### [Activity]
For the data that follows, give the number of lines in which "Manage" appears. Add nothing to it.

>>

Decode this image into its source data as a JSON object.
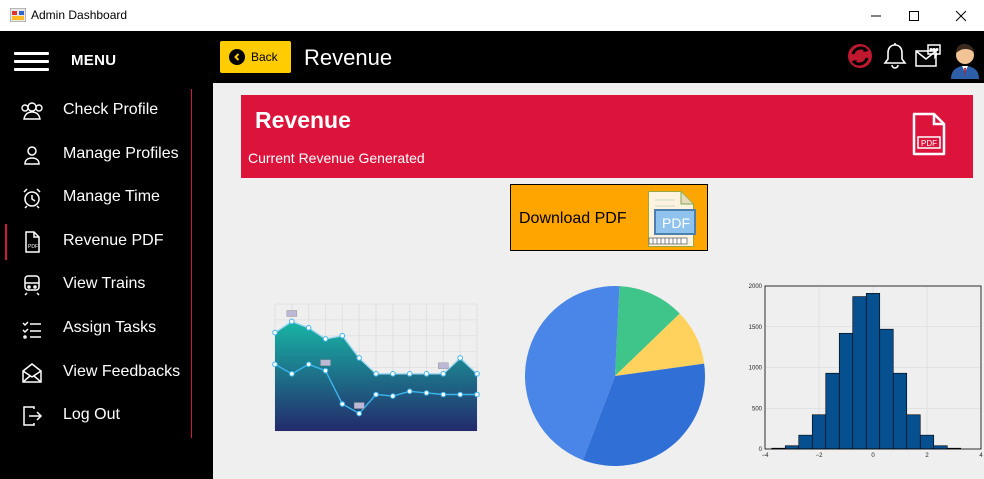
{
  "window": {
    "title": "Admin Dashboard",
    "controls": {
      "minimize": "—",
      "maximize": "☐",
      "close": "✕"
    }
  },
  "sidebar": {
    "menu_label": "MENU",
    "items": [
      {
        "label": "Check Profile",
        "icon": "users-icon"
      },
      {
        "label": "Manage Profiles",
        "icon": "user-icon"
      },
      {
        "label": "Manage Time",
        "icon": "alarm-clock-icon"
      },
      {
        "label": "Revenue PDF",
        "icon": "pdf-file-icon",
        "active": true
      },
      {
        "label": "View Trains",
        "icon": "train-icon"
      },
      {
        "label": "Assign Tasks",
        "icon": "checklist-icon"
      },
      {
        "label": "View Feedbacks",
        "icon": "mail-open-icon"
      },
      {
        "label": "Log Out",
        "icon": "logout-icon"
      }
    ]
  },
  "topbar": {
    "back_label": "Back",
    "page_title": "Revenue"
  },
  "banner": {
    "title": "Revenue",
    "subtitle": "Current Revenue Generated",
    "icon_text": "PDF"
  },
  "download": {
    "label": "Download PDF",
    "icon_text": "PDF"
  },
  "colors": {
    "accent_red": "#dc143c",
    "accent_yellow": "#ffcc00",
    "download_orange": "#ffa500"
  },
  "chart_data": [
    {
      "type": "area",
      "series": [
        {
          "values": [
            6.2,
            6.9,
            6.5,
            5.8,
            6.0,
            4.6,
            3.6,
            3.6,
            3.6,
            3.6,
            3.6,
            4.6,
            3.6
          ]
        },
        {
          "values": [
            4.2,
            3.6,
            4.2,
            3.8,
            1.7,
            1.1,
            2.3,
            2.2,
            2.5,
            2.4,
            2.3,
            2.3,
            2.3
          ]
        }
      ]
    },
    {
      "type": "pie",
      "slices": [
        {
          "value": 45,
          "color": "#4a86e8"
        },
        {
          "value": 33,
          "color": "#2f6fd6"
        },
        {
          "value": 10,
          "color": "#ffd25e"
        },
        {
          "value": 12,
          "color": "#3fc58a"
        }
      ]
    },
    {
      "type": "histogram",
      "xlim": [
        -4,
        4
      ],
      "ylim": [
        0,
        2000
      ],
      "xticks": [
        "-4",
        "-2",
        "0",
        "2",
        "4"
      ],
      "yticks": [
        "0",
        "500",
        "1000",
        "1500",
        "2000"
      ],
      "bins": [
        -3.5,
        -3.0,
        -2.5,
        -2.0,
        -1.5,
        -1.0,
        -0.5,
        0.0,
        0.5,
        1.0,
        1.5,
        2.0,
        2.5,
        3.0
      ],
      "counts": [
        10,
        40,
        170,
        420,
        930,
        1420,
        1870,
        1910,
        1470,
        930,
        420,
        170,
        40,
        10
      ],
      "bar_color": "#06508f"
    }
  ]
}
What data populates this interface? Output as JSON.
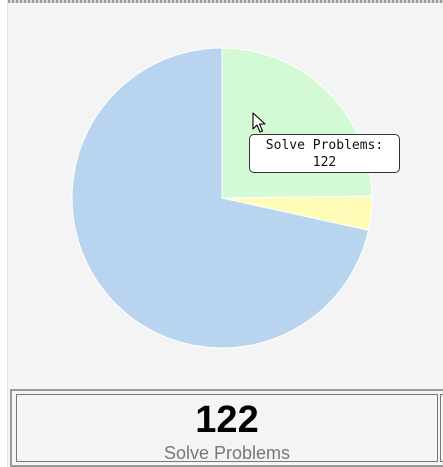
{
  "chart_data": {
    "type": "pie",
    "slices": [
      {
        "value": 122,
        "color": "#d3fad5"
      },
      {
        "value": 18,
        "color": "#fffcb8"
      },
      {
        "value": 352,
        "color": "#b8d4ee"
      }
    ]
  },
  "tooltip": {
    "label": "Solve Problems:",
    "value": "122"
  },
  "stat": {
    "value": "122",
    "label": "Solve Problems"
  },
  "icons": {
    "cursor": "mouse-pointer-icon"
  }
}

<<

### [Answer section]
2